.This continues my recent post titled Doubting Jesus, “The web of doubt spinning in his darkness…the message John the Baptist sent to Jesus was:
“Are you the one who is to come, or shall we look for another?”
The curiousness of this question is that it is his response to what he had just been told about Jesus’ extraordinary miracles. Here’s a bit of the back story: all of Judea and the surrounding country was abuzz with some of Jesus’ latest miracles, of which the raising of a widow’s son from the dead was most astonishing. .
Jesus had such compassion on the hopeless situation of the widow, whose son was basically her provider and caretaker, that he walked up to the open casket where the son’s body was and said, “Young man, arise!” The young man literally sat up and started talking! Jesus then presented him back to his mom, alive and well. .
This thoughtful gift of life, hope and provision came wrapped in a jaw-dropping miracle. A holy fear gripped everyone and they began glorifying God. Word got out that “God has visited his people!” .
I’m guessing ripples of this story had reached John the Baptist’s ears as he sat chained in the damp, dark, dungeon.
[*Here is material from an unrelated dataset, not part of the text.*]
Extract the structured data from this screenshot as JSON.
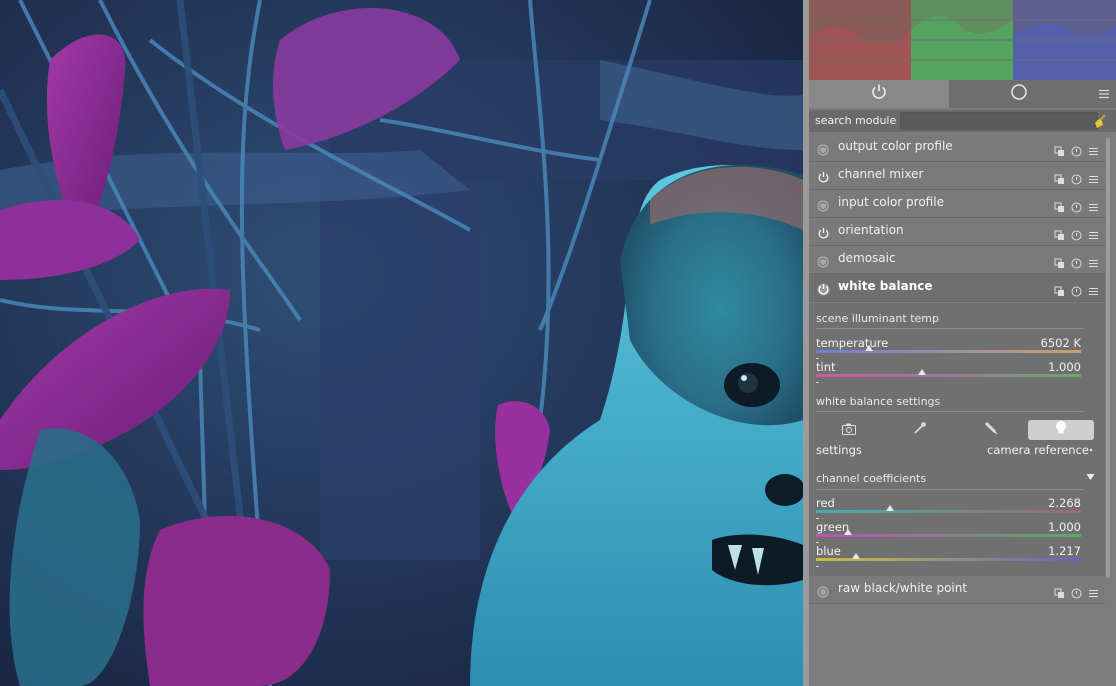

Even so, his disciples proceeded to give him the accurate, unabridged version upon their next visit to him. .
John’s response? “Ask Jesus if he is the one to come, or should we keep looking for another?” .
Seriously, John? That is your response? A question of doubt? .
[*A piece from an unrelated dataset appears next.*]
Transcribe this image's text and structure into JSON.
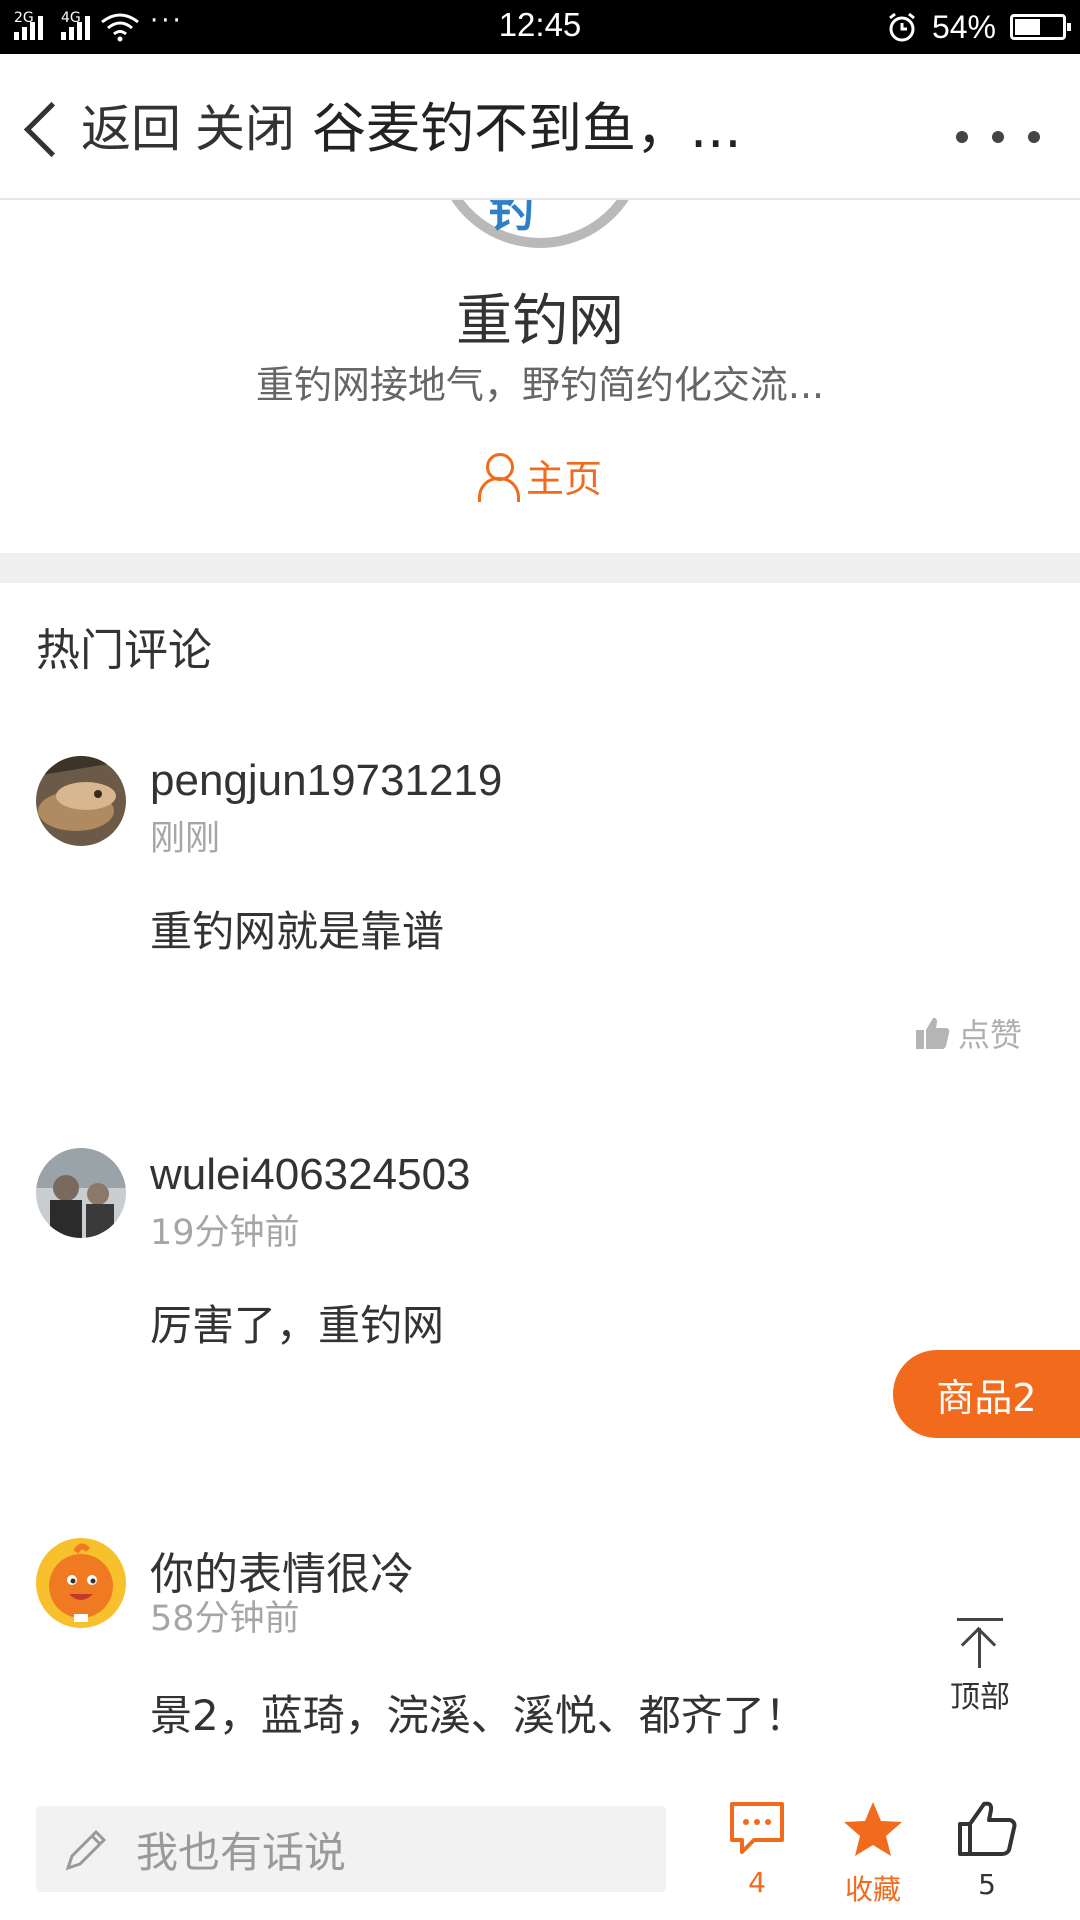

You were supposed to rejoice and be happy! That was some kind of miracle! Weren’t you completely blown away by that? A prophet like you should have glorified God, for who else can speak to the dead and make them live? .
Like you and I, John the Baptist was completely human. Men and women of faith are, you know. Even those of us called by God and used for His glory can come to a point in our trials and temptations, we find it hard to rejoice when the same wonderful things are not happening for us.
Is it envy? Jealousy? Coveting another’s miracle?
God visited them, so why doesn’t he visit me? The why me? question in our trials are often followed by the what about me!? complaint. Have we succumbed to the erroneous thought of who Jesus is supposed to be for me and what wonderful things he is supposed to do for me that we forget his chief purpose and his greatest miracle? .
It’s almost as if we are disappointed in him.
Jesus’ reply to John the Baptist’s doubt was this:
“Tell him what you’ve seen and heard: the blind receive their sight, the lame walk, the sick are healed, the deaf hear, the dead are raised, and the poor have good news preached to them. Happy are those who are not disappointed in me.”
That answer gives the essence to the prophecy foretold of the Messiah in Isaiah 61. He was reminding John that He is the fulfillment of that passage, and that John’s faith needed to be firmly placed, once again, in that fact, and in that fact alone.
John well knew that Isaiah’s prophecy was not only about temporary miracles, but about God visiting us for an eternal purpose. The successive chapters in Isaiah are about salvation; about wrath, mercy, and justice.
Jesus’ answer in fact was about the Lamb of God, who takes away the sin of the world. “Don’t be disappointed in me, John. I am exactly who you’ve proclaimed me to be all along.” .
Jesus’ reply was an invitation for John to recover his faith, to overcome disappointment and find happiness in the greatest truth of all. .
Your invitation to Jesus today is to do the same. .
“Blessed is the one who is not offended by me.” Luke 7:23